Moore’s Restaurant
January 18, 2019 – 12:23 am | One Comment

If you were around in the area in the 70s and 80s, then you are familiar with Moore family. The Moore Family Mountain Crafts in Ashford, Washington provided a place for a multitude of talented …

Read the full story »
The Native Americans

The First Settlers

The Early 1900s

The 30s, 40s and 50s

To The Present

Home » The 30s, 40s and 50s

Inside the Eatonville Lumber Company Store

Submitted by on December 26, 2011 – 7:14 pm3 Comments

Inside the Eatonville Lumber Company store

Inside the Eatonville Lumber Company store

Here is a peak inside the Eatonville Lumber Company store around 1942. If you look closely you can see a crack in the glass case, which looks like it’s full of Coke bottles. Pat Van Eaton says as a little kid he was always worried that if he touched that cracked case it would shatter.

As you can see, there was a little bit of everything for sale here, including dry goods.

University of Washington Collection
This picture is part of the University of Washington’s special collection and you can click HERE if you’d like to order a reproduction or one of their other Eatonville images.

Click on image to enlarge.



  • […] The Eatonville Lumber Company sold more than wood. Back then it was a general store — you could buy everything from food to clothes. (Click on the link and you can take a look inside the store.) […]

  • Dick Logston says:

    That picture brings back many memories! During our upper grade school years many of us boys would meet just west of the mansion were a small open field provided a great place to play football or baseball. We would play until the mill whistle blew. In my case it was a ride home. Also the picture inside the mill store reminds me of those 5 cent scoops of ice cream and pop. For 15 cents you could buy a double scoop of ice cream and a pop. Also at the top of the stairway they had an assortment of model airplane kits that were popular with many of us boys. Thanks for the memories!

Leave a comment!

Add your comment below, or trackback from your own site. You can also subscribe to these comments via RSS.

Be nice. Keep it clean. Stay on topic. No spam.

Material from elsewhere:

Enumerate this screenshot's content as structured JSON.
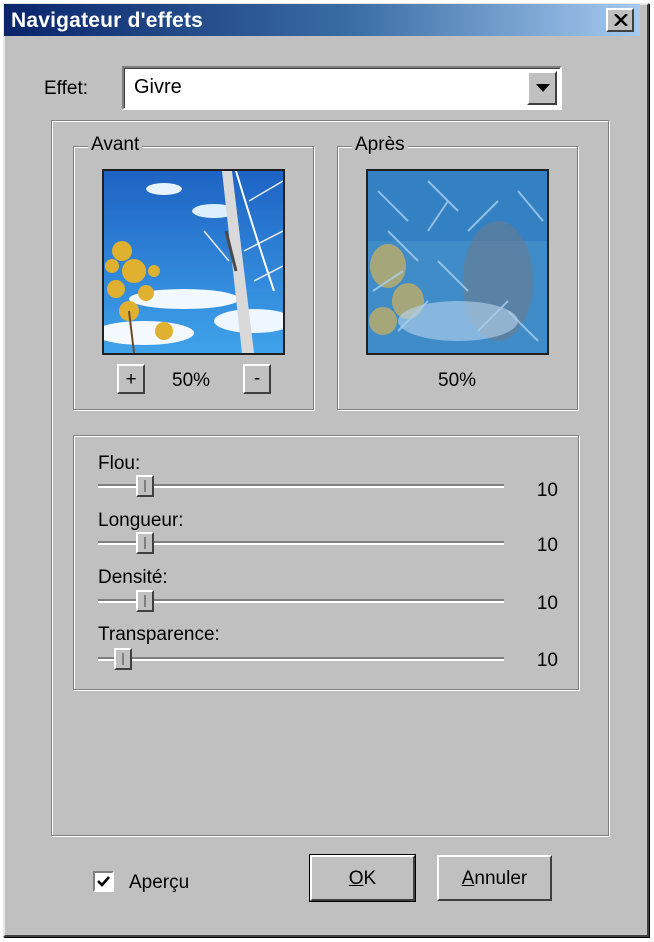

You can use these tags:
<a href="" title=""> <abbr title=""> <acronym title=""> <b> <blockquote cite=""> <cite> <code> <del datetime=""> <em> <i> <q cite=""> <s> <strike> <strong>

This is a Gravatar-enabled weblog. To get your own globally-recognized-avatar, please register at Gravatar.